Looking back at my eight months working at Broadcom, I can honestly say it is everything I had hoped for. I had accomplished all of my learning objectives that I set at the beginning of the year. I gained valuable experience and industry-relevant knowledge that I never would have come across at school. I got to put some of the skills I learn in school to practice, and picked up some useful new skills for my future career. I was able to meet many engineers working in the industry and received many good pieces of advice from them. To summarize my co-op experience at Broadcom, the most valuable thing that Broadcom had to offer is growth. Broadcom provides the environment and nourishment for students like me to grow and develop into professional engineers. Broadcom is a shining example of what the co-op program has to offer.

About the Author

Michael Leung

SFU Co-op Student
Applied Sciences › Engineering Science
Jien Hilario photo
What’s in a Name? Coming to Terms With Labelling Myself as a Person With a Disability

If you were to see Jien on campus, you wouldn’t know that she had a disability. She does not use a wheelchair nor does she have a seeing eye dog. She has an invisible disability. In this article, Jien shares her journey on how she came to terms with labeling herself as a person with a disability. 

Injustice Anywhere is a Threat to Justice Everywhere
Why Doesn’t Canada Have a Disabilities Act?

It is 2018 and Canada has not yet implemented adequate protection and legislation for people with disabilities.
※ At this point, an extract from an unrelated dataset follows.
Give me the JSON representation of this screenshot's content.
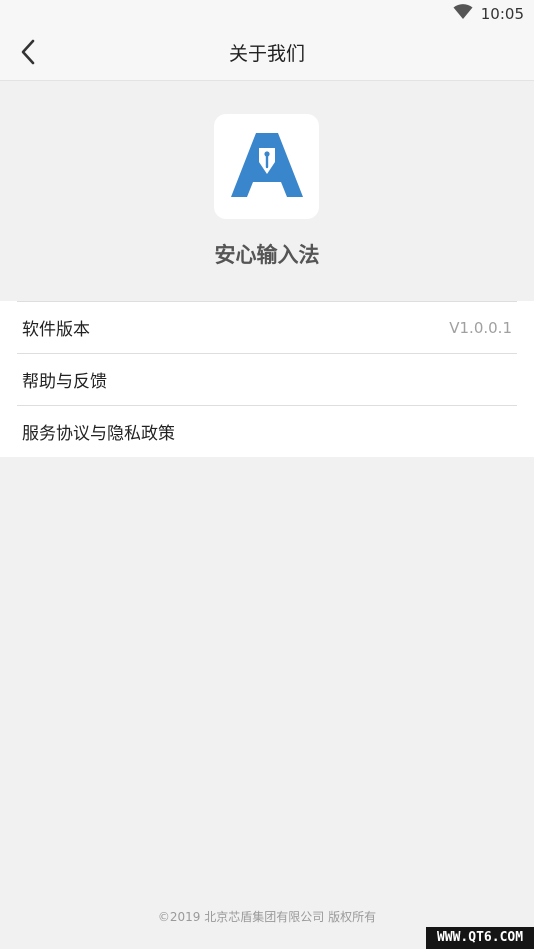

When it comes to equality for all, Canada is falling far behind. In this article, Jien discusses the research and reality of why Canada needs a Disabilities Act.

We Can Do It!
How to Satisfy Your Inner Activist

When people think about social justice, they think of things like protests or hunger strikes, but the options don’t end there. These volunteer organizations can help you satisfy your inner activist.

You Might Like These... Co-op Reflections, Professional Development, Career Exploration, Seeking, Work Term Extension

author, courtney, smiling
A Second Term in Government: More of the Same?

Having completed my first work term for Health Canada as a Communications Officer Intern, I was eager to try something new, and the government was not where I believed that was going to happen. That is until I was offered a position at Agriculture and Agri-Food Canada...

picture of glichelle pondering a though
Surviving Workplace Politics

Ever been peeved with workplace politics? Have you ever been a victim of office politics? One student shares her experiences from the workplace with tips on how to survive.

 

person with their head in a book
Responsibility and Success

One of the most memorable parts of my time in co-op was the collection of accidents, errors, mistakes, and mix-ups that happened in the course of working in the laboratory.

 

You Might Like These... Co-op Reflections

Portrait of Christina
How to Make the Best of Your Co-op Work Term

After the exciting and terrifying process of applying to jobs, landing interviews, and finally accepting a job offer, I started to settle in to my new job in the Communication department of the Canadian Mental Health Association. With a solid goal in mind, each day became a new challenge for me to rise and make myself known. Here are the tips I followed that made my placement meaningful to both my employer and I.

Illustration of businesspeople
Advice for Upcoming SFU Entrepreneurs

Interested in starting a business but don’t know where to start? David explains in Part Two of his blog series what worked for him during his time establishing a start-up business. Read on to learn what tips he shares about the process of beginning your entrepreneurial journey.

Yasmin in the clinic with her ultrasound tools
Enhanced Sonograms and Patient Empowerment

Yasmin Khalili had her career mapped out way before she came to SFU, but the experience of coming to university and enrolling in the co-op program demonstrated that there are hundreds of paths and opportunities one can follow. Read Yasmin's story to learn about her co-op journey with ChANGEpain Clinic.